> WORK TO COMPLETE
Find every line below with the word "this" in it, and copy each one.

> Extracted data entries
########################################
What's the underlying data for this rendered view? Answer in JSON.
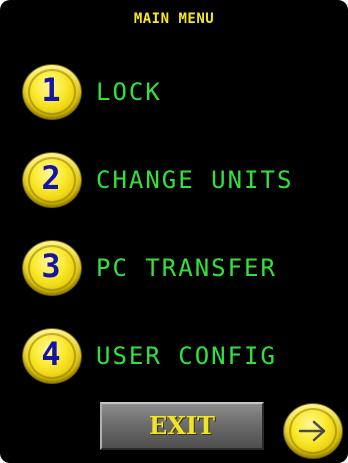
{
  "header": {
    "title": "MAIN MENU"
  },
  "menu": {
    "items": [
      {
        "number": "1",
        "label": "LOCK"
      },
      {
        "number": "2",
        "label": "CHANGE UNITS"
      },
      {
        "number": "3",
        "label": "PC TRANSFER"
      },
      {
        "number": "4",
        "label": "USER CONFIG"
      }
    ]
  },
  "footer": {
    "exit_label": "EXIT",
    "next_icon": "arrow-right-icon"
  },
  "colors": {
    "background": "#000000",
    "title": "#f5e62a",
    "label": "#32e23c",
    "number": "#1414a8",
    "button_yellow": "#fbea31",
    "exit_gray": "#6a6a6a"
  }
}
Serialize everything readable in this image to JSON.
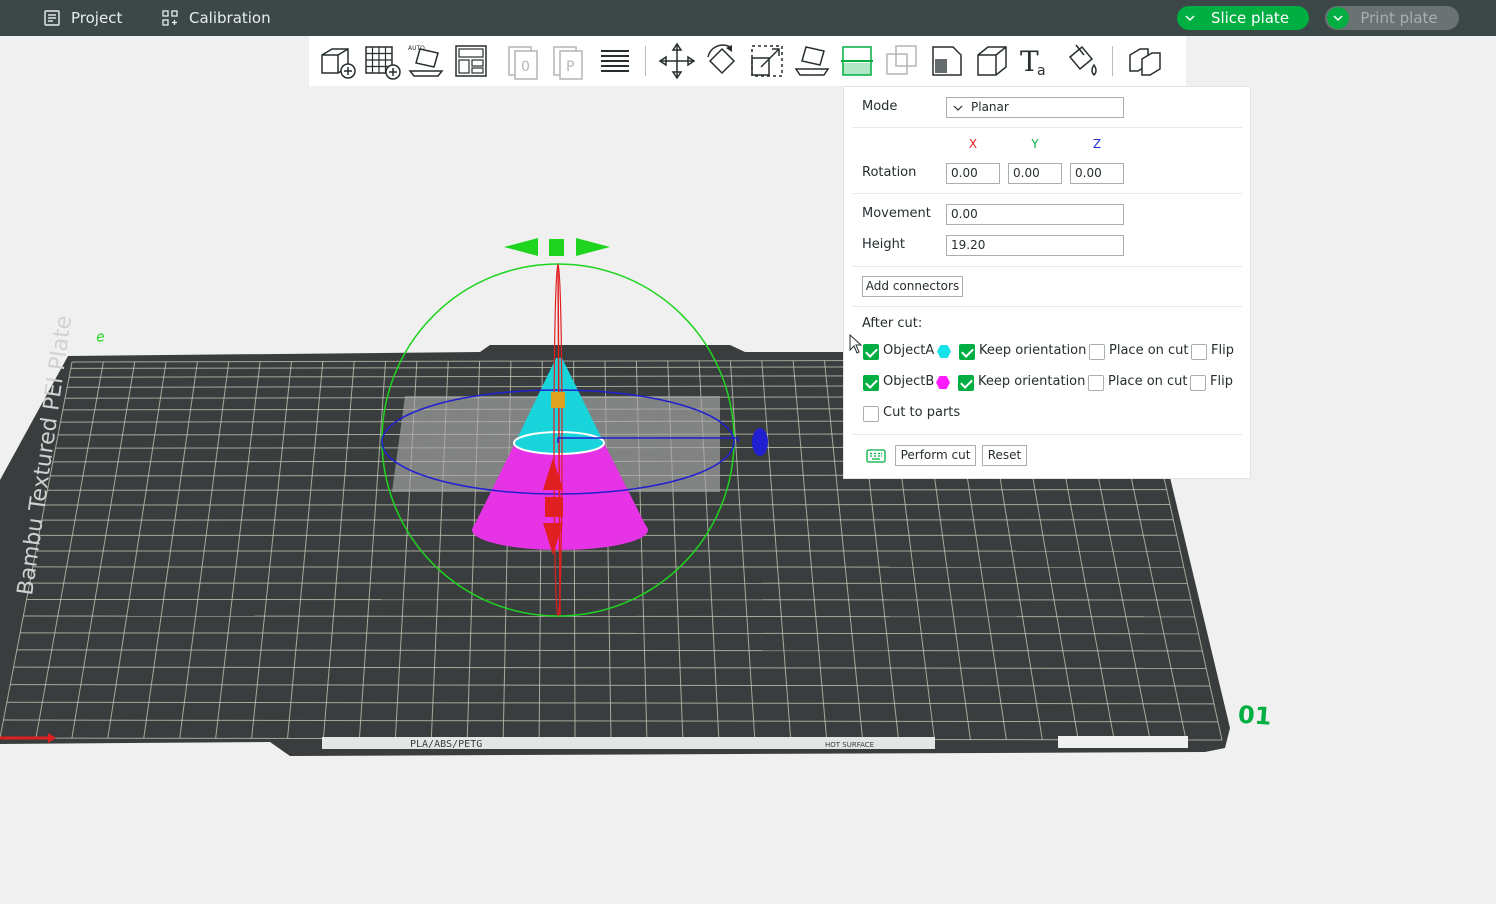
{
  "menu": {
    "project_label": "Project",
    "calibration_label": "Calibration",
    "slice_label": "Slice plate",
    "print_label": "Print plate"
  },
  "toolbar": {
    "icons": [
      "add-object-icon",
      "grid-arrange-icon",
      "auto-orient-icon",
      "layout-icon",
      "plate-zero-icon",
      "plate-p-icon",
      "layers-icon",
      "move-icon",
      "rotate-icon",
      "scale-icon",
      "lay-on-face-icon",
      "cut-icon",
      "boolean-icon",
      "support-paint-icon",
      "seam-icon",
      "text-icon",
      "color-paint-icon",
      "assembly-icon"
    ],
    "active": "cut-icon"
  },
  "bed": {
    "brand_text": "Bambu Textured PEI Plate",
    "bottom_label": "PLA/ABS/PETG",
    "hot_label": "HOT SURFACE",
    "plate_number": "01",
    "bed_color": "#3a3d3e",
    "grid_color": "#c9cdb8"
  },
  "cut_panel": {
    "mode_label": "Mode",
    "mode_value": "Planar",
    "axis_x": "X",
    "axis_y": "Y",
    "axis_z": "Z",
    "axis_x_color": "#e02020",
    "axis_y_color": "#00ae42",
    "axis_z_color": "#2032d8",
    "rotation_label": "Rotation",
    "rotation_x": "0.00",
    "rotation_y": "0.00",
    "rotation_z": "0.00",
    "movement_label": "Movement",
    "movement_value": "0.00",
    "height_label": "Height",
    "height_value": "19.20",
    "add_connectors_label": "Add connectors",
    "after_cut_label": "After cut:",
    "object_a": {
      "label": "ObjectA",
      "checked": true,
      "color": "#16e0e8",
      "keep_orientation_label": "Keep orientation",
      "keep_orientation": true,
      "place_on_cut_label": "Place on cut",
      "place_on_cut": false,
      "flip_label": "Flip",
      "flip": false
    },
    "object_b": {
      "label": "ObjectB",
      "checked": true,
      "color": "#ff1aff",
      "keep_orientation_label": "Keep orientation",
      "keep_orientation": true,
      "place_on_cut_label": "Place on cut",
      "place_on_cut": false,
      "flip_label": "Flip",
      "flip": false
    },
    "cut_to_parts_label": "Cut to parts",
    "cut_to_parts": false,
    "perform_cut_label": "Perform cut",
    "reset_label": "Reset"
  }
}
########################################
> TASK OUTPUT
What's the underlying data for this rendered view? Answer in JSON.
Serialize everything readable in this image to JSON.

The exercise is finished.